Supplied information Block Start
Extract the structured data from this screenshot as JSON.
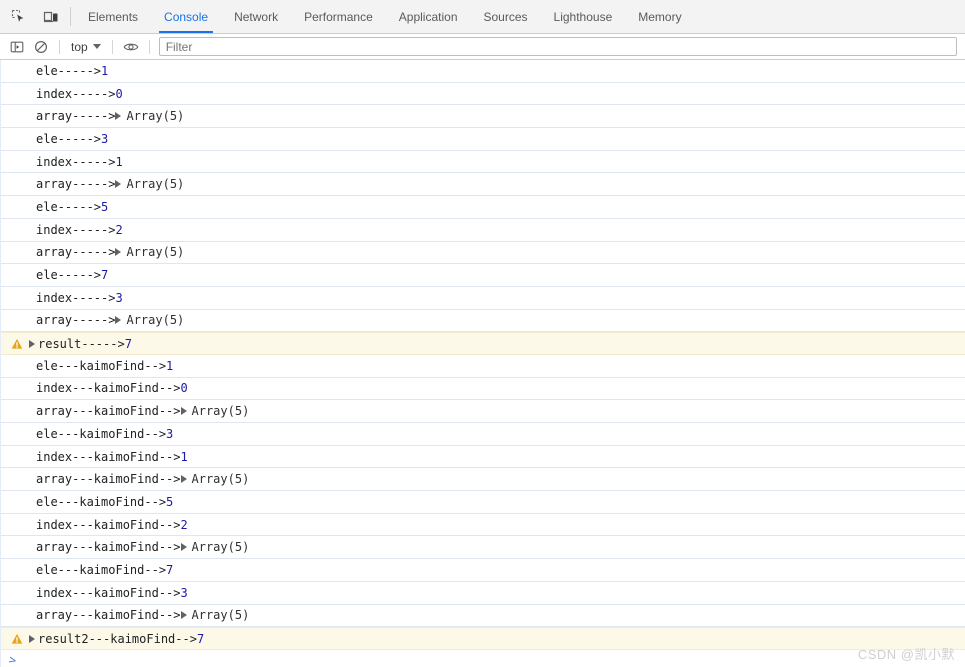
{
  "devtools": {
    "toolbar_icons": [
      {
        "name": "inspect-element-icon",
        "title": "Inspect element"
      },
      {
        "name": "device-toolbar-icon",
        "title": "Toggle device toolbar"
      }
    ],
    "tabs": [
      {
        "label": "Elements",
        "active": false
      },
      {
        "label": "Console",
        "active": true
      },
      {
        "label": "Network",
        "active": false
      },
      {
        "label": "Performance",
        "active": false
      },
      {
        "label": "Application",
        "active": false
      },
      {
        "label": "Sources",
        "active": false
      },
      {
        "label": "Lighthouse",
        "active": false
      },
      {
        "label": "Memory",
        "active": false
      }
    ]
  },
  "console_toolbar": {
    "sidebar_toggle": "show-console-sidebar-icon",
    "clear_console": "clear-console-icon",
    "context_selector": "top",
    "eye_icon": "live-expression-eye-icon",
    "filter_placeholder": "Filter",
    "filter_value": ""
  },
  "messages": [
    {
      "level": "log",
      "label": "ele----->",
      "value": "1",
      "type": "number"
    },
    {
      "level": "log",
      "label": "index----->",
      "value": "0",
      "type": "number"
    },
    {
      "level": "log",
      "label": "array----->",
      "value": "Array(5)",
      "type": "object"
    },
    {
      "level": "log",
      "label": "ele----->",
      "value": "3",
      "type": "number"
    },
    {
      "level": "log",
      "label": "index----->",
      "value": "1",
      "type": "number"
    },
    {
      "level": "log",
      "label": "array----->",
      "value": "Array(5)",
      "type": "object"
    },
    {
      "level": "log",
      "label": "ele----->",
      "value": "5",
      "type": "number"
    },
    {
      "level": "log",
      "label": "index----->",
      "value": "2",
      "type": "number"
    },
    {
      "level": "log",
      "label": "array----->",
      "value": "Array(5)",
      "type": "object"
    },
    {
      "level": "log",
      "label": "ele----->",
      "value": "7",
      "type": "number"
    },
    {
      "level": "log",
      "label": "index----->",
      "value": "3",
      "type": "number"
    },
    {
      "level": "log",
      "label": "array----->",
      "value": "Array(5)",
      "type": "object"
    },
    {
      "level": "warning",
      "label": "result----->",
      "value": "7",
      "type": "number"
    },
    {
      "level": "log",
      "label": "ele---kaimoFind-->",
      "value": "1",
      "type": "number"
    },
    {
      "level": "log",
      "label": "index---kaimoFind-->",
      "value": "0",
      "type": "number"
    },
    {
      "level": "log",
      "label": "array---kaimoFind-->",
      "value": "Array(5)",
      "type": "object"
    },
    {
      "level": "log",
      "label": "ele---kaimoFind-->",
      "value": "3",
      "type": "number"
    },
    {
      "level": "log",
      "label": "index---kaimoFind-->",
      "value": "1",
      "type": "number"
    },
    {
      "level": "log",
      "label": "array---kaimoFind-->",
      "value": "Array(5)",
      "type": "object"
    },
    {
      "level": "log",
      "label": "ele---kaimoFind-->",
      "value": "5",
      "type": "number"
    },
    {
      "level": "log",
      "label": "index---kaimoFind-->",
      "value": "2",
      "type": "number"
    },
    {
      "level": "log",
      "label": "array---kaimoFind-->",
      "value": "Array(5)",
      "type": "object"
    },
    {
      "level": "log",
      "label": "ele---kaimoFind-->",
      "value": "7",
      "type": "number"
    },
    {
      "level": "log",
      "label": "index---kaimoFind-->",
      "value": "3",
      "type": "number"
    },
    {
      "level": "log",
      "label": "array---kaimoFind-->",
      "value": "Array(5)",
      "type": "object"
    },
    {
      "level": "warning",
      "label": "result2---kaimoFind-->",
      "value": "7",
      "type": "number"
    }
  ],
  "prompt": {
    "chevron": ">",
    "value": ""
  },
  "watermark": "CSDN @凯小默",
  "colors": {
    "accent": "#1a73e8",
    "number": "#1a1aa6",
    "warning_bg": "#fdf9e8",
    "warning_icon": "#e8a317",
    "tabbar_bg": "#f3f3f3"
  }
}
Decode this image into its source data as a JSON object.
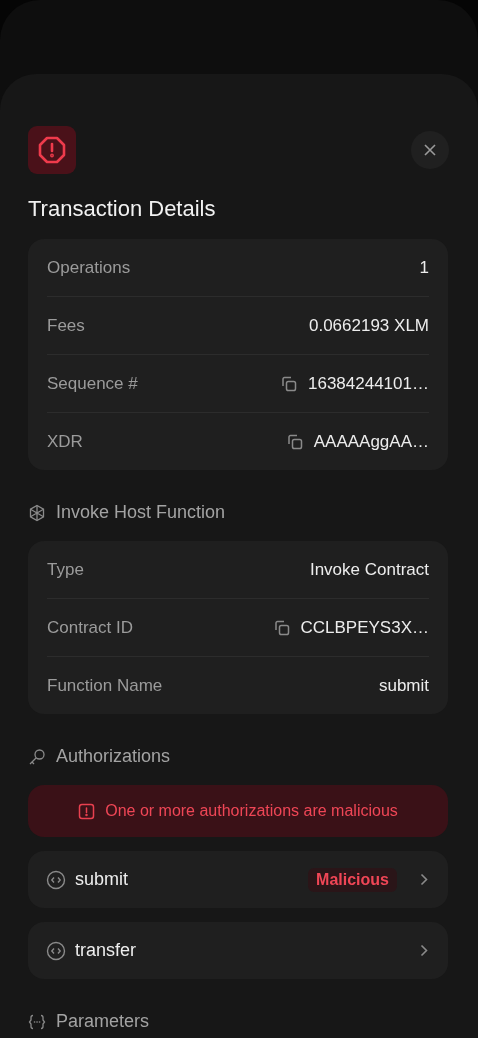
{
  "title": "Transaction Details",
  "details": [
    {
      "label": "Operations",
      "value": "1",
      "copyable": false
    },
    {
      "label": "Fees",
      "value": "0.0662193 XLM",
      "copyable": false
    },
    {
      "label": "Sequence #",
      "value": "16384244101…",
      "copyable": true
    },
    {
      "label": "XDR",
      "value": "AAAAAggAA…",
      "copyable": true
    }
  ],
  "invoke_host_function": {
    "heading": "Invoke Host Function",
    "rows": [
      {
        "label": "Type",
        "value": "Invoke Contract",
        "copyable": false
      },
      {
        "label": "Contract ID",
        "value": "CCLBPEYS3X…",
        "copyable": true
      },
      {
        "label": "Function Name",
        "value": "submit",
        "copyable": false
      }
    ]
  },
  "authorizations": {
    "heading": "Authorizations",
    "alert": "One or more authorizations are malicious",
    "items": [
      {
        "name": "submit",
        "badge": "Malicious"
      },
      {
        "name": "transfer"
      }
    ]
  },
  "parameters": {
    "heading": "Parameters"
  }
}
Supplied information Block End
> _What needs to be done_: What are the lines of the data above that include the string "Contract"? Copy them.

> _Response below_:
        "value": "Invoke Contract",
        "label": "Contract ID",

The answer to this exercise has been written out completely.